## Task requirements
Print the data below again in full, exactly as it stands, with no images.

Extracted entries START

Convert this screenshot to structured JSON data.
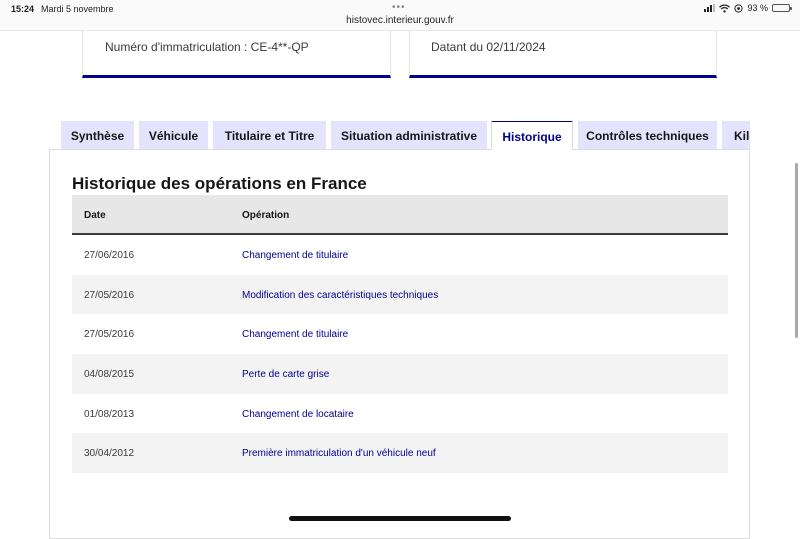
{
  "status_bar": {
    "time": "15:24",
    "date": "Mardi 5 novembre",
    "url": "histovec.interieur.gouv.fr",
    "battery": "93 %",
    "battery_level": 0.93
  },
  "cards": {
    "registration": "Numéro d'immatriculation : CE-4**-QP",
    "dated": "Datant du 02/11/2024"
  },
  "tabs": [
    {
      "label": "Synthèse"
    },
    {
      "label": "Véhicule"
    },
    {
      "label": "Titulaire et Titre"
    },
    {
      "label": "Situation administrative"
    },
    {
      "label": "Historique"
    },
    {
      "label": "Contrôles techniques"
    },
    {
      "label": "Kilométrage"
    }
  ],
  "active_tab": "Historique",
  "history": {
    "title": "Historique des opérations en France",
    "columns": {
      "date": "Date",
      "operation": "Opération"
    },
    "rows": [
      {
        "date": "27/06/2016",
        "operation": "Changement de titulaire"
      },
      {
        "date": "27/05/2016",
        "operation": "Modification des caractéristiques techniques"
      },
      {
        "date": "27/05/2016",
        "operation": "Changement de titulaire"
      },
      {
        "date": "04/08/2015",
        "operation": "Perte de carte grise"
      },
      {
        "date": "01/08/2013",
        "operation": "Changement de locataire"
      },
      {
        "date": "30/04/2012",
        "operation": "Première immatriculation d'un véhicule neuf"
      }
    ]
  },
  "colors": {
    "accent": "#000091",
    "tab_bg": "#e3e3fd",
    "row_alt": "#f3f3f3",
    "header_bg": "#e7e7e7"
  }
}
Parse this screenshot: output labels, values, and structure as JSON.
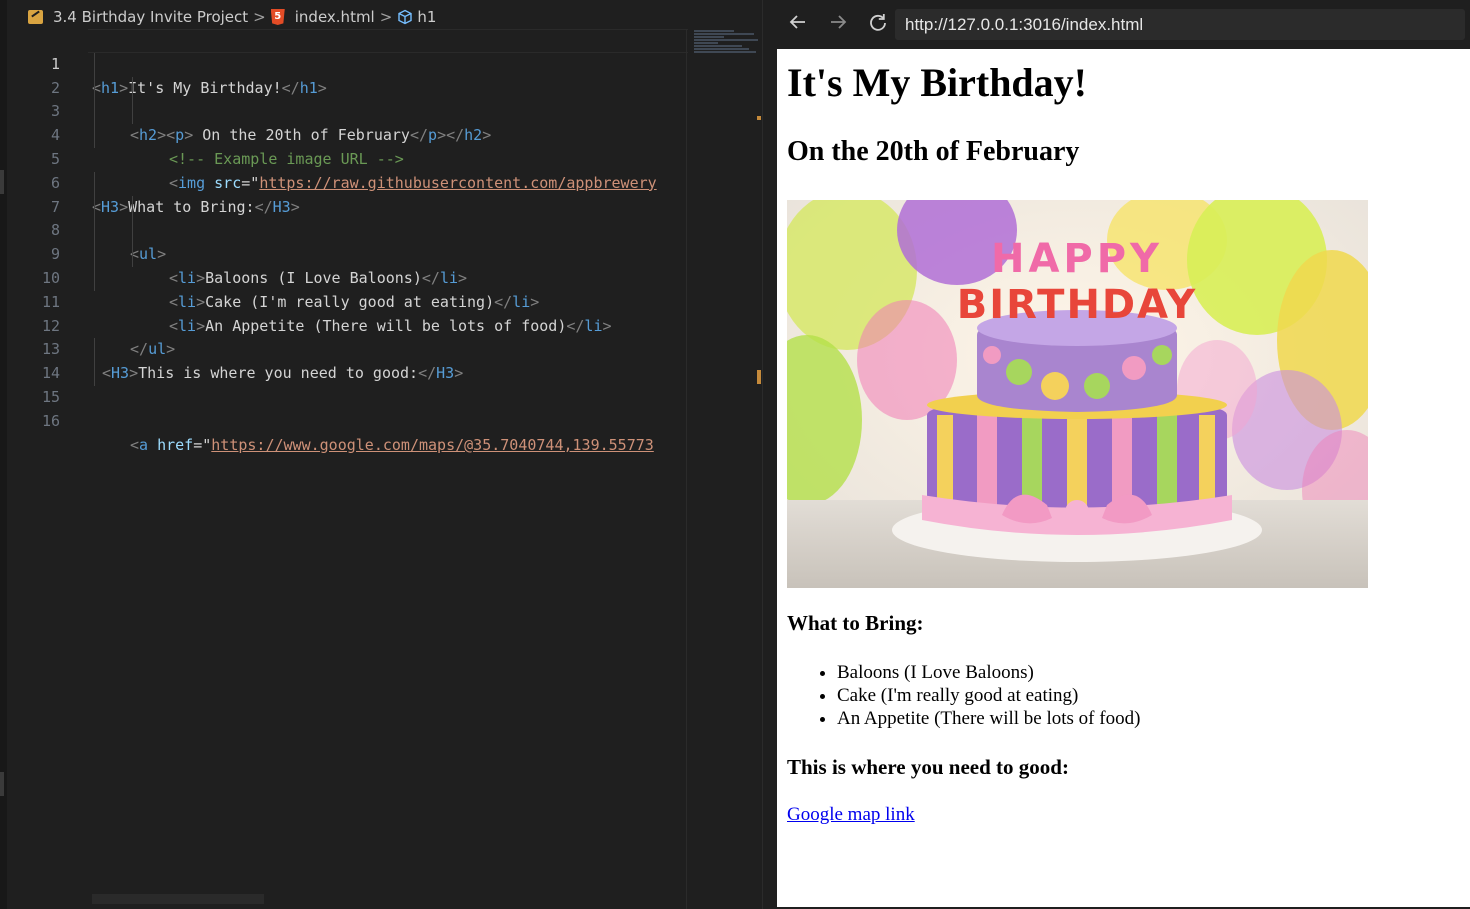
{
  "editor": {
    "breadcrumb": {
      "folder": "3.4 Birthday Invite Project",
      "file": "index.html",
      "html_icon_glyph": "5",
      "element": "h1",
      "separator": ">"
    },
    "lines": [
      {
        "num": "1"
      },
      {
        "num": "2"
      },
      {
        "num": "3"
      },
      {
        "num": "4"
      },
      {
        "num": "5"
      },
      {
        "num": "6"
      },
      {
        "num": "7"
      },
      {
        "num": "8"
      },
      {
        "num": "9"
      },
      {
        "num": "10"
      },
      {
        "num": "11"
      },
      {
        "num": "12"
      },
      {
        "num": "13"
      },
      {
        "num": "14"
      },
      {
        "num": "15"
      },
      {
        "num": "16"
      }
    ],
    "code": {
      "l1_tag": "h1",
      "l1_text": "It's My Birthday!",
      "l2_tag1": "h2",
      "l2_tag2": "p",
      "l2_text": " On the 20th of February",
      "l3_comment": "<!-- Example image URL -->",
      "l4_tag": "img",
      "l4_attr": "src",
      "l4_value": "https://raw.githubusercontent.com/appbrewery",
      "l6_tag": "H3",
      "l6_text": "What to Bring:",
      "l7_tag": "ul",
      "l8_text": "Baloons (I Love Baloons)",
      "l9_text": "Cake (I'm really good at eating)",
      "l10_text": "An Appetite (There will be lots of food)",
      "li_tag": "li",
      "l13_tag": "H3",
      "l13_text": "This is where you need to good:",
      "l15_tag": "a",
      "l15_attr": "href",
      "l15_value": "https://www.google.com/maps/@35.7040744,139.55773"
    }
  },
  "browser": {
    "back_icon": "arrow-left",
    "forward_icon": "arrow-right",
    "reload_icon": "reload",
    "url": "http://127.0.0.1:3016/index.html",
    "page": {
      "h1": "It's My Birthday!",
      "h2": "On the 20th of February",
      "image_alt": "Happy Birthday cake",
      "cake_topper": [
        "HAPPY",
        "BIRTHDAY"
      ],
      "h3_bring": "What to Bring:",
      "bring_items": [
        "Baloons (I Love Baloons)",
        "Cake (I'm really good at eating)",
        "An Appetite (There will be lots of food)"
      ],
      "h3_good": "This is where you need to good:",
      "link_text": "Google map link"
    }
  },
  "colors": {
    "editor_bg": "#1f1f1f",
    "tag": "#569cd6",
    "attr": "#9cdcfe",
    "string": "#ce9178",
    "comment": "#6a9955",
    "link": "#0000ee"
  }
}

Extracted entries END

## Reply
Convert this screenshot to structured JSON data.
{
  "status_bar": {
    "time": "15:24",
    "date": "Mardi 5 novembre",
    "url": "histovec.interieur.gouv.fr",
    "battery": "93 %",
    "battery_level": 0.93
  },
  "cards": {
    "registration": "Numéro d'immatriculation : CE-4**-QP",
    "dated": "Datant du 02/11/2024"
  },
  "tabs": [
    {
      "label": "Synthèse"
    },
    {
      "label": "Véhicule"
    },
    {
      "label": "Titulaire et Titre"
    },
    {
      "label": "Situation administrative"
    },
    {
      "label": "Historique"
    },
    {
      "label": "Contrôles techniques"
    },
    {
      "label": "Kilométrage"
    }
  ],
  "active_tab": "Historique",
  "history": {
    "title": "Historique des opérations en France",
    "columns": {
      "date": "Date",
      "operation": "Opération"
    },
    "rows": [
      {
        "date": "27/06/2016",
        "operation": "Changement de titulaire"
      },
      {
        "date": "27/05/2016",
        "operation": "Modification des caractéristiques techniques"
      },
      {
        "date": "27/05/2016",
        "operation": "Changement de titulaire"
      },
      {
        "date": "04/08/2015",
        "operation": "Perte de carte grise"
      },
      {
        "date": "01/08/2013",
        "operation": "Changement de locataire"
      },
      {
        "date": "30/04/2012",
        "operation": "Première immatriculation d'un véhicule neuf"
      }
    ]
  },
  "colors": {
    "accent": "#000091",
    "tab_bg": "#e3e3fd",
    "row_alt": "#f3f3f3",
    "header_bg": "#e7e7e7"
  }
}
Parse this screenshot: output labels, values, and structure as JSON.
{
  "editor": {
    "breadcrumb": {
      "folder": "3.4 Birthday Invite Project",
      "file": "index.html",
      "html_icon_glyph": "5",
      "element": "h1",
      "separator": ">"
    },
    "lines": [
      {
        "num": "1"
      },
      {
        "num": "2"
      },
      {
        "num": "3"
      },
      {
        "num": "4"
      },
      {
        "num": "5"
      },
      {
        "num": "6"
      },
      {
        "num": "7"
      },
      {
        "num": "8"
      },
      {
        "num": "9"
      },
      {
        "num": "10"
      },
      {
        "num": "11"
      },
      {
        "num": "12"
      },
      {
        "num": "13"
      },
      {
        "num": "14"
      },
      {
        "num": "15"
      },
      {
        "num": "16"
      }
    ],
    "code": {
      "l1_tag": "h1",
      "l1_text": "It's My Birthday!",
      "l2_tag1": "h2",
      "l2_tag2": "p",
      "l2_text": " On the 20th of February",
      "l3_comment": "<!-- Example image URL -->",
      "l4_tag": "img",
      "l4_attr": "src",
      "l4_value": "https://raw.githubusercontent.com/appbrewery",
      "l6_tag": "H3",
      "l6_text": "What to Bring:",
      "l7_tag": "ul",
      "l8_text": "Baloons (I Love Baloons)",
      "l9_text": "Cake (I'm really good at eating)",
      "l10_text": "An Appetite (There will be lots of food)",
      "li_tag": "li",
      "l13_tag": "H3",
      "l13_text": "This is where you need to good:",
      "l15_tag": "a",
      "l15_attr": "href",
      "l15_value": "https://www.google.com/maps/@35.7040744,139.55773"
    }
  },
  "browser": {
    "back_icon": "arrow-left",
    "forward_icon": "arrow-right",
    "reload_icon": "reload",
    "url": "http://127.0.0.1:3016/index.html",
    "page": {
      "h1": "It's My Birthday!",
      "h2": "On the 20th of February",
      "image_alt": "Happy Birthday cake",
      "cake_topper": [
        "HAPPY",
        "BIRTHDAY"
      ],
      "h3_bring": "What to Bring:",
      "bring_items": [
        "Baloons (I Love Baloons)",
        "Cake (I'm really good at eating)",
        "An Appetite (There will be lots of food)"
      ],
      "h3_good": "This is where you need to good:",
      "link_text": "Google map link"
    }
  },
  "colors": {
    "editor_bg": "#1f1f1f",
    "tag": "#569cd6",
    "attr": "#9cdcfe",
    "string": "#ce9178",
    "comment": "#6a9955",
    "link": "#0000ee"
  }
}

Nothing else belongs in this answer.